At the moment, one of Australia’s most significant climate and energy research funding agencies, the Australian Renewable Energy Agency (ARENA), is in the midst of an existential fight.
That is not an unusual place to be for this organisation. It was created under the Labor governments of the late 2000s and early 2010s, and was a primary target of attack for the Abbott government that came afterwards.
After Abbott’s unsuccessful attempts to axe the body, the federal Coalition has been squeezing out the agency’s funding. That changed recently, as the government realised that instead of axing the body, or depriving it of oxygen, they could simply re-define it as an agency dedicated to funding the fossil fuel industry rather than renewables and zero emissions technologies.
The Labor party and the Greens have attemped to block the changes, designed to allow ARENA to fund carbon capture, fossil hydrogen and fossil gas under the guise of “low” emissions projects. But it isn’t looking good: the changes are likely to pass.
This is a major cog in the government’s approach to climate change. Instead of setting clear, short and long-term targets and developing a sectoral approach to achieving emissions reductions aligned with the Paris agreement, the only real effort is being put into directing government funds towards high-emissions industries so it can be spent on technologies extremely unlikely to lead to any substantial emissions reductions at any reasonable timescale.
The CCS black hole
A nice example: CCS has received several billion dollars of funding over the past few decades, in Australia. It’s pretty easy to illustrate exactly what we got, for that, in terms of emissions reductions:

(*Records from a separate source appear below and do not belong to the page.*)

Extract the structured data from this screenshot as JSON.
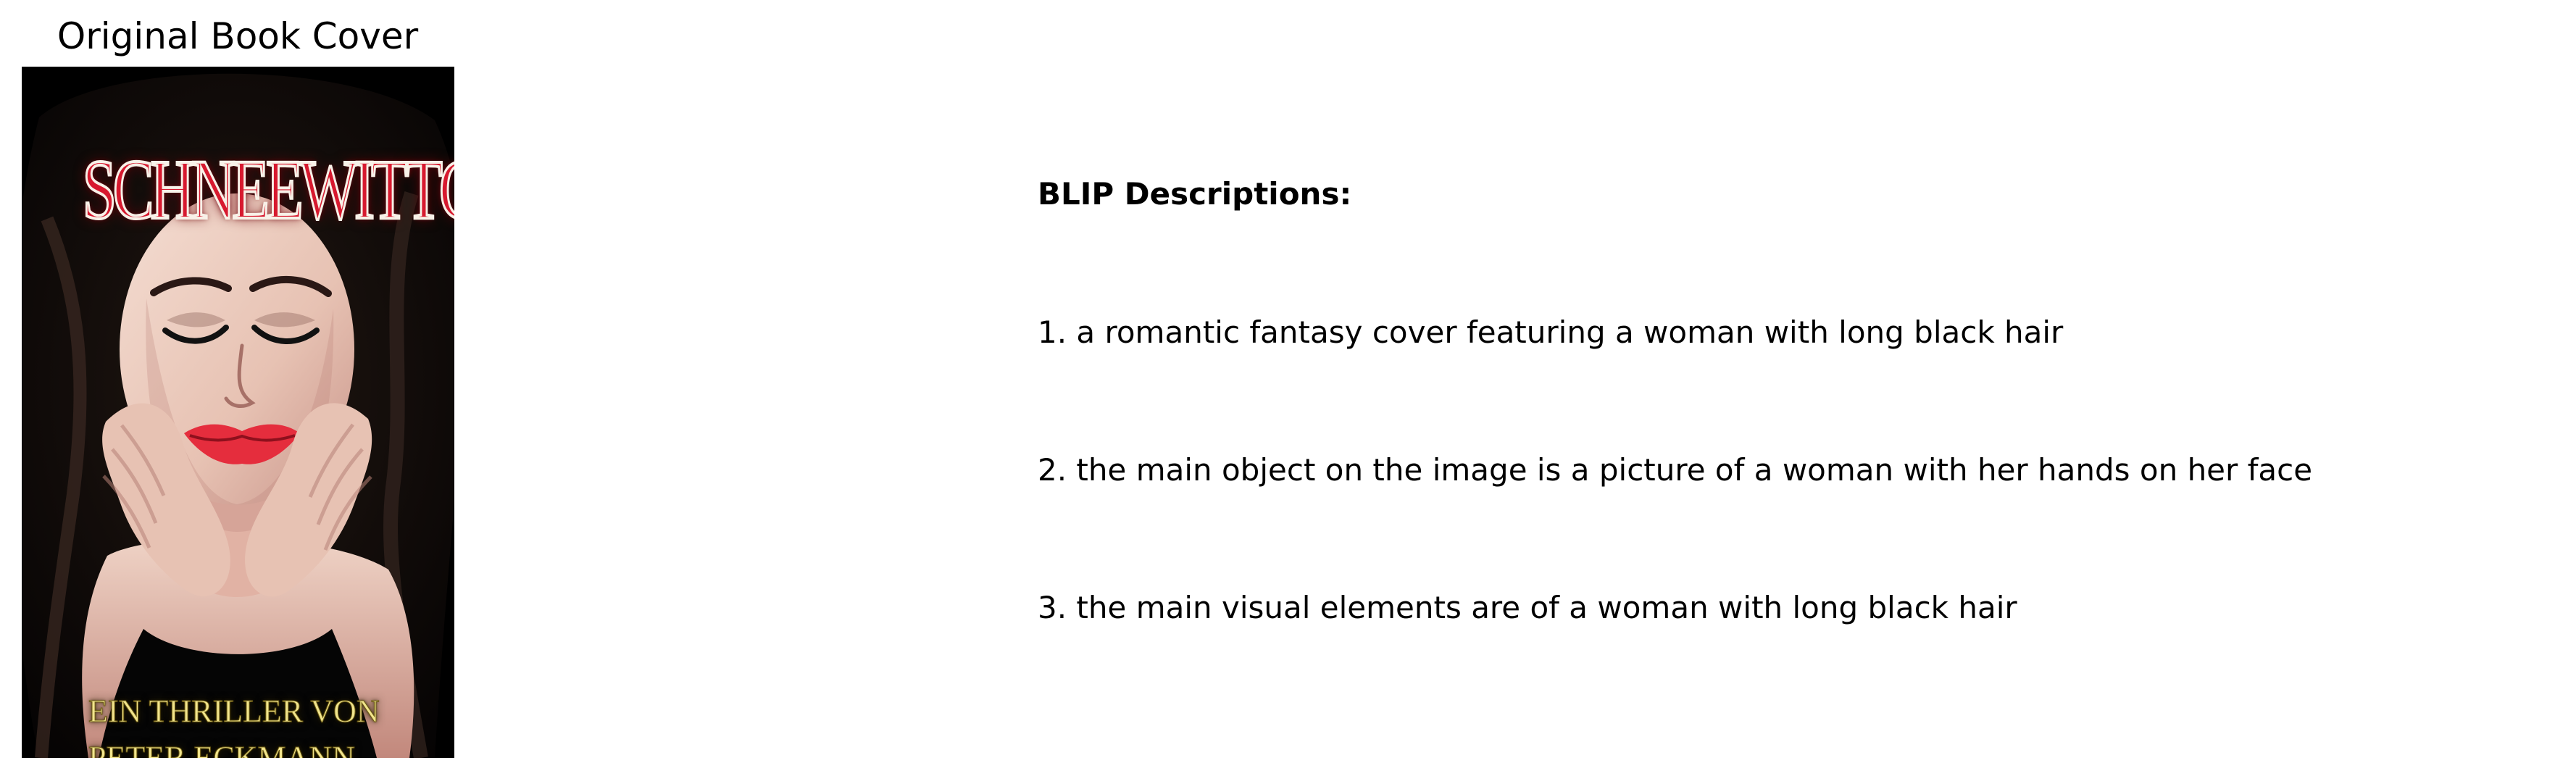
{
  "cover_panel": {
    "title": "Original Book Cover",
    "cover": {
      "headline": "SCHNEEWITTCHEN",
      "byline_line_1": "EIN THRILLER VON",
      "byline_line_2": "PETER ECKMANN"
    }
  },
  "blip": {
    "heading": "BLIP Descriptions:",
    "items": [
      "1. a romantic fantasy cover featuring a woman with long black hair",
      "2. the main object on the image is a picture of a woman with her hands on her face",
      "3. the main visual elements are of a woman with long black hair"
    ]
  },
  "colors": {
    "background": "#ffffff",
    "text": "#000000",
    "cover_background": "#000000",
    "headline_red": "#d7192f",
    "byline_yellow": "#f2e58d",
    "lip_red": "#e52d3d"
  }
}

If you think that looks like a ‘failure’ of CCS, you’re wrong. It did exactly what it was meant to do – it presented a promise of future emissions reductions, without actually resulting in any notable emissions reductions. It definitely captured (and continues to capture) billions in taxpayer’s dollars, but no real sacrifice or spend was required of the fossil fuel companies advocating it.
In talking up the bill, Liberal MP Dave Sharma specifically referenced the Gorgon CCS plant, Australia’s only operational carbon capture site. It’s a nice example because we can, due to the detail of Australia’s quarterly emissions data, show exactly how tiny the impacts are, compared only to the fugitive emissions from coal and gas mining in Australia:

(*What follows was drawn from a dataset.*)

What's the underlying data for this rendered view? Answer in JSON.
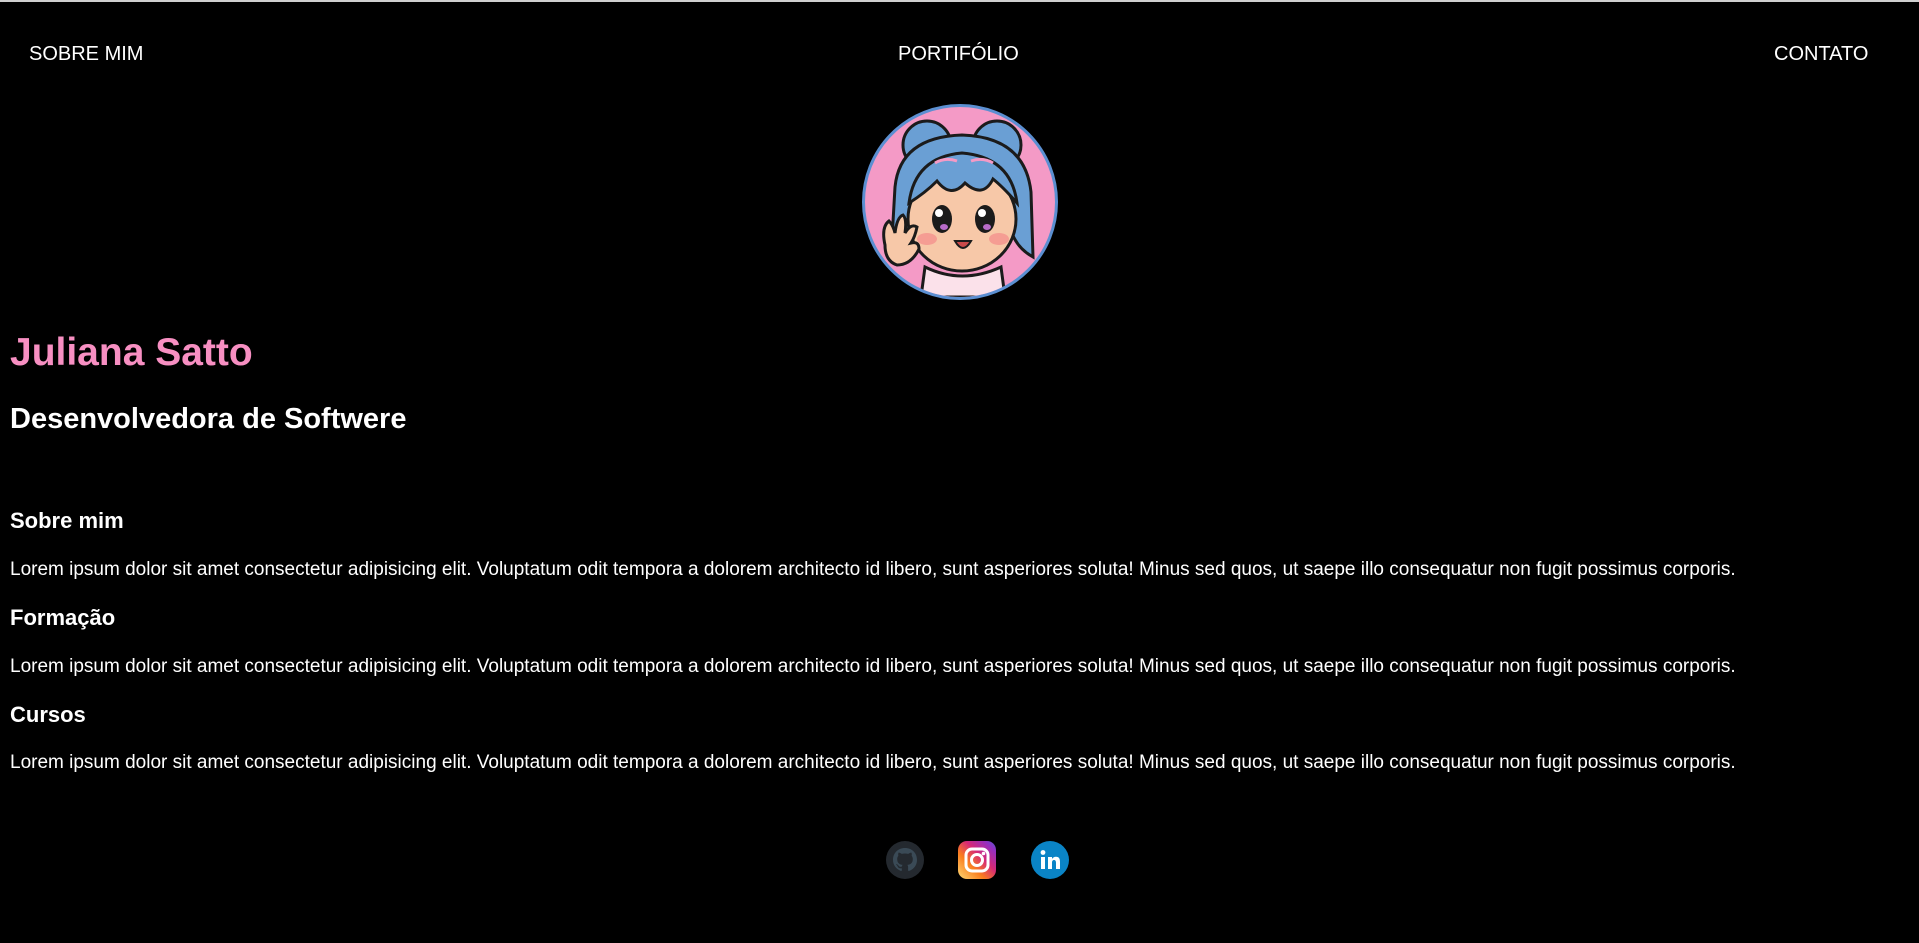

Specific technologies and plenty of taxes
The mantra of the Morrison government is “technology, not taxes”. It’s a deeply ludicrous plea, for two reasons.
First, there is no real love for technology from the government. This can be seen from the deeply hostile response towards incentivising electric vehicles, or the lingering antagonism towards wind farms. Second, much of the funding for these policies come literally and directly from taxation.
Yes, it is true that only focusing on future climate research instead of deploying technology today is bad – but the government isn’t even really focusing on future climate research.
A recent report from the IEA outlines the core problem quite nicely: Australia’s research and development into energy boomed under the Labor government and collapsed under the current Liberal-National government. It’s pretty damn stark, when you look at the numbers:
The post 2013 dip is partly due to the winding up of several major programs, but none were replaced. That means the areas in which research would have actually been useful – like hard-to-decarbonise sectors, or nascent technologies – have fallen by the wayside.
Relative to the IEA’s other member countries, Australia comes second-last in terms of spending on energy RD&D budgets, only surpassing Mexico. Norway is first, for the year 2020.
When the government announced their plan to make ARENA fund non-renewables, Australia’s gas lobby unsubtly announced that the decision put them in the “driver’s seat.” That is certainly true, but is there all that much left to drive? To them, it surely doesn’t matter: all they need is the glossy PDF. Anything that might actually result in reduced emissions would be a suboptimal outcome for them, so calling for increased funding or decarbonisation RD&D programs with real potential is something you won’t hear from the fossil fuel industry.
ARENA is likely to soon become co-opted into the heart of the government’s climate policy: empty protestations and promises instead of immediate, substantial action. CCS, fossil hydrogen and nature-based carbon offsets all will be used for this purpose; ‘look, we’re doing something’. It’s a sad moment for a formerly great agency.